I don’t think you’re a bad person, Martyr Mom.
You probably hate that word, don’t you? Martyr. I bet you heard that word being used a lot growing up — hurled across living rooms, at mothers and in-laws and annoying friends. “Ugh don’t be such a martyr,” you might’ve overheard when someone was taking on the world, piling on everyone’s problems (and responsibilities), even when she wasn’t asked to. Running around saying, “yes” to everyone before collapsing in an angry rant (“CAN’T YOU SEE HOW MUCH I DO FOR EVERYONE?”). The person who runs ragged, most literally the last person on her list of people to take care of. The person who is quick to point blame.
Now you hear that word and your defenses go up, but deep down, you kinda know. You see the signs, you know what you’re doing. It’s not really your fault, though. That’s probably the mold for “mother,” sometimes even “woman,” that you took meticulous mental notes on as a kid. And now that you’re a mom yourself, it’s the perfect excuse/trap to give in to your deepest martyrdom. I understand, because I’ve totally had moments where I tripped and fell into the comfy Do It All role, complete with passive aggression and angry outbursts.
Maybe you’re wearing a dirty shirt that you slept in three nights in a row because you don’t have the time or energy to wash it, and you’ll totally tell that to anyone willing to listen. Or you’ll just angry text it to your partner, who has a running list of FML-themed texts from you in succession. You often text your friends a detailed, to-the-minute update on how little sleep you got, accompanied by dead-eye emojis.
This doesn’t make you annoying or weird or a bad person; it probably means that you really want people to see how much you sacrifice, how much you do, because deep down you equate self-worth with self-sacrifice. Or maybe you know how you want to act, but you have poor boundaries and were raised in a home full of people fluent in passive aggression.
You like being needed — you need to be needed. You want your babies to stay little forever and ever, and you’ll gladly drop whatever you’re doing to help whomever needs the most help. These aren’t bad things! But when someone offers their help, do you say no? When someone, like your partner, wants to do something and you don’t want them to do it, do you say so? Or do you roll your eyes and say, “whatever,” knowing you’ll have it as ammunition in the next fight?
I know it’s not comfortable to be so exhausted, so annoyed, bubbling with resentment. It’s not fun to constantly be sick. Indignant. Really wishing someone would help you but also quick to make an excuse when someone actually does.
Maybe you get barreled over by “mom guilt,” unable to do things that serve no purpose other than making you happy/relaxed/well. What kind of a mother would you be if you didn’t give 100%? (Probably a more effective mother, to be frank.)

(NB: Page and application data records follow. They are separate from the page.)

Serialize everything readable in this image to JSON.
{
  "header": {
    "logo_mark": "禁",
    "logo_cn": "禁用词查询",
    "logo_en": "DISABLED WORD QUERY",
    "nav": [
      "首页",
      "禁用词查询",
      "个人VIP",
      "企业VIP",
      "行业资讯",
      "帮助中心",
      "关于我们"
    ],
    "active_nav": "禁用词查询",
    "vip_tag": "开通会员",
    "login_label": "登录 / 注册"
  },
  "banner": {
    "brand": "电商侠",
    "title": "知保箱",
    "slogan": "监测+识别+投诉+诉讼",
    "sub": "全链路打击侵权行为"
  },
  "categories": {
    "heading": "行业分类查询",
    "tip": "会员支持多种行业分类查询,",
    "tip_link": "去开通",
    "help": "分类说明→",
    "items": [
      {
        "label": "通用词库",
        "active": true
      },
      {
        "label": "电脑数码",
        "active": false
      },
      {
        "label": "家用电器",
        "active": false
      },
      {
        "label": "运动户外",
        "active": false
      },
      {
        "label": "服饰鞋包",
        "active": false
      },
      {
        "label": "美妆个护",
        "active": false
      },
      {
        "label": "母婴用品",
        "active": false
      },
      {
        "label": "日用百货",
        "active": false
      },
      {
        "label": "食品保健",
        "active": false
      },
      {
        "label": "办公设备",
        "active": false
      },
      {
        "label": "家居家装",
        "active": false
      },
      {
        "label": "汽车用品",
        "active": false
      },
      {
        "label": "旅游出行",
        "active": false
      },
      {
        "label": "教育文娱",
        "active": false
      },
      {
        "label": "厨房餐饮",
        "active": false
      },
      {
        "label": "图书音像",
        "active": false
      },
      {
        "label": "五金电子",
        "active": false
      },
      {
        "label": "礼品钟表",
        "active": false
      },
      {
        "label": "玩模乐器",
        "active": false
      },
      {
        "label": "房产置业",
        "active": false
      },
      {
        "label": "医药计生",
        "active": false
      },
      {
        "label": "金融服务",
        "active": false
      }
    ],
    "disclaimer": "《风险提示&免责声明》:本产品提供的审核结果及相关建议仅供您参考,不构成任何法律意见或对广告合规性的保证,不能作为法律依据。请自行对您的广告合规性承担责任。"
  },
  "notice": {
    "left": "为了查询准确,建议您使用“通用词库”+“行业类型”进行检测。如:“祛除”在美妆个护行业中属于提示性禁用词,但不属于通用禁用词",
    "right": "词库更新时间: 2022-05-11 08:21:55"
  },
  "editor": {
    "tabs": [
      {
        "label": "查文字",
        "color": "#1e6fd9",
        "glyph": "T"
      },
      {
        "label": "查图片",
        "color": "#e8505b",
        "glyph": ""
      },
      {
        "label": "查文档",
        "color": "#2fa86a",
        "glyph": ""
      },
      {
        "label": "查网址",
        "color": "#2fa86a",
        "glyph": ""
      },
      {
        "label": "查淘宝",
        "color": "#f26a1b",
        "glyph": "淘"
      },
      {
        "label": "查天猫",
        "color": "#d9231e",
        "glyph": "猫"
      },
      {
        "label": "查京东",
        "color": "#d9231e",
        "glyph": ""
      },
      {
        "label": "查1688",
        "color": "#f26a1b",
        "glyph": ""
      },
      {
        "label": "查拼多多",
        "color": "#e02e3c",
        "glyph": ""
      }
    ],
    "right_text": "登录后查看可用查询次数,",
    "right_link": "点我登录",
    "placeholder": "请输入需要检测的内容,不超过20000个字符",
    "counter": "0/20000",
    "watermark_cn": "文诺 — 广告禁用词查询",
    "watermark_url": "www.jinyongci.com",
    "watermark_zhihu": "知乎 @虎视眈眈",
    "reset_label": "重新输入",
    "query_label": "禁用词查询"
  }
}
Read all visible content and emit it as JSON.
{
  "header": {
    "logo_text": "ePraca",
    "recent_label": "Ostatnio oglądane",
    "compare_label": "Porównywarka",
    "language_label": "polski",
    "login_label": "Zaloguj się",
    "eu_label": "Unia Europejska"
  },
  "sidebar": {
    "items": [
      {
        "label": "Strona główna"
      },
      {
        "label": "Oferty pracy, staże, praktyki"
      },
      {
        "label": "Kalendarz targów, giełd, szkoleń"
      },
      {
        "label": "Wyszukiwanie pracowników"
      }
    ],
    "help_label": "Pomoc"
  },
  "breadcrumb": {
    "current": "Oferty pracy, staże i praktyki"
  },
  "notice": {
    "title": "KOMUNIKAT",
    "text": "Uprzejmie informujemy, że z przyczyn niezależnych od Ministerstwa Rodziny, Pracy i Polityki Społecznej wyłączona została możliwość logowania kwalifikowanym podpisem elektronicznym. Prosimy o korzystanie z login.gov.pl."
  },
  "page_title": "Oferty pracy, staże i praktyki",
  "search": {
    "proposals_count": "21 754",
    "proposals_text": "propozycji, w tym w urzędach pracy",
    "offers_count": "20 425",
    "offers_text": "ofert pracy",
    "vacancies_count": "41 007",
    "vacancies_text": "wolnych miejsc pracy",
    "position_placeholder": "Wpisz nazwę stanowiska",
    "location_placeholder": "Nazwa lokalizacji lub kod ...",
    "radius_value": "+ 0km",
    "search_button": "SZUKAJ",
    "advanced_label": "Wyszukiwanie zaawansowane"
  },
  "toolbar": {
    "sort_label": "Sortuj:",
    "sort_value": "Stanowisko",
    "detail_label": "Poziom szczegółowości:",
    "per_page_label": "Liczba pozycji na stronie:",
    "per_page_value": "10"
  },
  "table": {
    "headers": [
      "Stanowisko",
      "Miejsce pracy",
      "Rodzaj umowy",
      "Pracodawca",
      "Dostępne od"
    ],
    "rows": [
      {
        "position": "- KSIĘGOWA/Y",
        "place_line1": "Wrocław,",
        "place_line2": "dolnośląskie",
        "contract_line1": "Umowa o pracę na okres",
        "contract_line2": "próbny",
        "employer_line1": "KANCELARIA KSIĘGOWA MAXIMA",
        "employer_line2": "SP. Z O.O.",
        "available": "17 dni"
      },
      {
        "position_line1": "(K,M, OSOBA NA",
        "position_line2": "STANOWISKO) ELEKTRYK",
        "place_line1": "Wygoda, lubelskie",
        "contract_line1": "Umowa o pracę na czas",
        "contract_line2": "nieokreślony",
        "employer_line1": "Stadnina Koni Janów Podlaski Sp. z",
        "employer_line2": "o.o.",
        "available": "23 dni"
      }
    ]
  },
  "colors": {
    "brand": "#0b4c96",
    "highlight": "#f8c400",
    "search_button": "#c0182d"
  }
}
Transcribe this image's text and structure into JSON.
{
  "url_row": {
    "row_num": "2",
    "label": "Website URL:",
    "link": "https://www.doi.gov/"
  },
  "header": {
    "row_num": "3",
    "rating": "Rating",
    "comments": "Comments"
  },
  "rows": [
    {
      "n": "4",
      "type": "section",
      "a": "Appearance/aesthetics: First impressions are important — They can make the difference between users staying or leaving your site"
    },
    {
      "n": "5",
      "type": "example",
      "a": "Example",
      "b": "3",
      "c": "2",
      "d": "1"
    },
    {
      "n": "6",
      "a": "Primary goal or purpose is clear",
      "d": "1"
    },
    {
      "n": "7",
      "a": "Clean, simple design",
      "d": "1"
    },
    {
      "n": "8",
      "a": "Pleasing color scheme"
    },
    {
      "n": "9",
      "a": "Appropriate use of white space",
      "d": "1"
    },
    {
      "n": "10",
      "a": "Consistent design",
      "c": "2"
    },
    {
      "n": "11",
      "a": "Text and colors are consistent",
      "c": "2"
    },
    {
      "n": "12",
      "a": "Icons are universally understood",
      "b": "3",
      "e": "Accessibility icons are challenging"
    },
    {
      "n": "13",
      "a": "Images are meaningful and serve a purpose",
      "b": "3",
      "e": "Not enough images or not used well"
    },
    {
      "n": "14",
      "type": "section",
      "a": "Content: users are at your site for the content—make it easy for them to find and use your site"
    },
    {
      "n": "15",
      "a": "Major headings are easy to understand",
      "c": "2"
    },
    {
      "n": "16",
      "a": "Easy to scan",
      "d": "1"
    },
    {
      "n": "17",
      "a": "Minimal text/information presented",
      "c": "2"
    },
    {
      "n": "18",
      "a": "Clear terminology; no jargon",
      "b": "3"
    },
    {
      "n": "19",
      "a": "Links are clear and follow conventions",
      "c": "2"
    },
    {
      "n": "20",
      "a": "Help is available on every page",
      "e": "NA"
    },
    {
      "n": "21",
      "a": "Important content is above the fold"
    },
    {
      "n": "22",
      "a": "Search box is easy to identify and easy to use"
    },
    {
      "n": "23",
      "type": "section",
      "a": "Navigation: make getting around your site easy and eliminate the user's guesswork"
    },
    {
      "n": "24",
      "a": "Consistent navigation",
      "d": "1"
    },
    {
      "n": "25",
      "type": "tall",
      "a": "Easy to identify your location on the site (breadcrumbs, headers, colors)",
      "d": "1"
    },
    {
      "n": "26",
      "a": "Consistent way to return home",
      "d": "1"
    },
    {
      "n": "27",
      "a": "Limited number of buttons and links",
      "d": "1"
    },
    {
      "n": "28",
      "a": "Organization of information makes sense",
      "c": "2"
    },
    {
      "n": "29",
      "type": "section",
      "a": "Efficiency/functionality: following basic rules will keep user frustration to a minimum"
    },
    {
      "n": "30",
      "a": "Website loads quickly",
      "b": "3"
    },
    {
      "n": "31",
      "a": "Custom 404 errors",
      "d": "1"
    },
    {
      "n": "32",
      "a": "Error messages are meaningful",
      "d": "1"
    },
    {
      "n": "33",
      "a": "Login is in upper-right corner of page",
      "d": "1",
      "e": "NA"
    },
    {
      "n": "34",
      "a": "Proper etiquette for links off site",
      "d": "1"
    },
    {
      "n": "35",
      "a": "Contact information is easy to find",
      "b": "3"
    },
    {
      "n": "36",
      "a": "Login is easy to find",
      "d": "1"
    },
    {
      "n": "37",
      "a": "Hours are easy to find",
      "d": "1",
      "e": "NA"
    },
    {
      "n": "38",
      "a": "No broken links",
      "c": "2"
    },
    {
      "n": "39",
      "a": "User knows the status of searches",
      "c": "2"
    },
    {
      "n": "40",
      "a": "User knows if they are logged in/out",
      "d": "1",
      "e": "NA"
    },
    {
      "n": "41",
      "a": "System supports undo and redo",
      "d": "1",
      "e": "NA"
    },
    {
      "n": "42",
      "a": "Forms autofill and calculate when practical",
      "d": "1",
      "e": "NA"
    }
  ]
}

Listen, motherhood is hard. No one’s saying it’s not, or that you’re exaggerating your experiences. But are you maybe making it harder for yourself? Because if you can’t take care of yourself, then how on earth can you take care of someone else? If you’re depleted, what can you possibly give? Your validation comes from “helping” and giving and mothering and care-taking, but there’s a missing piece: You don’t love yourself enough to take care of yourself. And that’s a problem.
If you love yourself, then your kids will love themselves. If you honor yourself, your kids will do the same. If you’re kind and generous to your own needs and passions and basic hygiene, then you have more to give. When we fill our own cups first, we can easily and effortlessly give the overflow — without needing love or validation or even acknowledgment of how damn rough we have it. We’re already full.
You don’t need to sabotage yourself to get the help you need. You don’t need to complain to get validation. You don’t need to give up the reigns of your life and get dragged from one day to the next.
And if you need help, find help. A funny thing happens when you stop expecting people to help you because you always help them and you just sit in a quiet room and whisper “help.” From the depths of your gut, open yourself up to the idea of getting help. And when someone offers, or an opportunity comes up that’s for you as a person — not a mother or wife or girlfriend — say, “Yes.” Find a way to sleep. Eat better foods. Make an effort to take care of yourself the same way you’d take care of your kid. Think about it in terms of how you’d want your future adult children to take care of themselves, and remember that they’re watching. They’re figuring out vague concepts like love and self-care and boundaries, largely from whatever you’re doing.
You deserve more than martyrdom. Even if you don’t feel like you do — I know that nagging voice of unworthiness whispering in the back corner of your brain. She’s a liar. Your family deserves your best self, you deserve your best self, and the martyr version is not your best.
It’s not that easy to undo the patterns, though — especially when you’re sleep deprived and dirty and totally, completely miserable. You can intellectually understand the idea of self-care and still not actually make the hard choices to do things that are good for you. You might not even know what’s good for you, still fully immersed in the fog of martyrdom. That’s okay, too. Just take a small step, any step.
Being a mom is hard, but it doesn’t ask us to completely sacrifice ourselves. That doesn’t help anyone.